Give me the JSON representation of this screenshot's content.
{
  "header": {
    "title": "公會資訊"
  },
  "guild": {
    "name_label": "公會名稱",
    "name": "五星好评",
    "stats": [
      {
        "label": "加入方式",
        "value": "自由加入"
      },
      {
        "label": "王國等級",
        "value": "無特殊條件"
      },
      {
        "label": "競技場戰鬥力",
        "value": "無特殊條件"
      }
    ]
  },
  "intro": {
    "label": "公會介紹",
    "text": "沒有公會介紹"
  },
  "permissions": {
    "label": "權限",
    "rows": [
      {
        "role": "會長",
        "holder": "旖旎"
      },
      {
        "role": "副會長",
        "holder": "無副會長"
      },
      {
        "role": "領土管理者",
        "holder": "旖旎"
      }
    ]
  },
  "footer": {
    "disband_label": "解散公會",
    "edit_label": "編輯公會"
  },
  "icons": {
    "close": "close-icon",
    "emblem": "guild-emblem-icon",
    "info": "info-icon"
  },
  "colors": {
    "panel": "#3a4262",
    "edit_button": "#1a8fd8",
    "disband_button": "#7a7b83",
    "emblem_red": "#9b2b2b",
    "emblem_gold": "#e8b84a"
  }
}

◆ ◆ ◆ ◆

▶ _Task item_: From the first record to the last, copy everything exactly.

▶ _Output below_:
Give me the JSON representation of this screenshot's content.
{
  "header": {
    "title": "公會資訊"
  },
  "guild": {
    "name_label": "公會名稱",
    "name": "五星好评",
    "stats": [
      {
        "label": "加入方式",
        "value": "自由加入"
      },
      {
        "label": "王國等級",
        "value": "無特殊條件"
      },
      {
        "label": "競技場戰鬥力",
        "value": "無特殊條件"
      }
    ]
  },
  "intro": {
    "label": "公會介紹",
    "text": "沒有公會介紹"
  },
  "permissions": {
    "label": "權限",
    "rows": [
      {
        "role": "會長",
        "holder": "旖旎"
      },
      {
        "role": "副會長",
        "holder": "無副會長"
      },
      {
        "role": "領土管理者",
        "holder": "旖旎"
      }
    ]
  },
  "footer": {
    "disband_label": "解散公會",
    "edit_label": "編輯公會"
  },
  "icons": {
    "close": "close-icon",
    "emblem": "guild-emblem-icon",
    "info": "info-icon"
  },
  "colors": {
    "panel": "#3a4262",
    "edit_button": "#1a8fd8",
    "disband_button": "#7a7b83",
    "emblem_red": "#9b2b2b",
    "emblem_gold": "#e8b84a"
  }
}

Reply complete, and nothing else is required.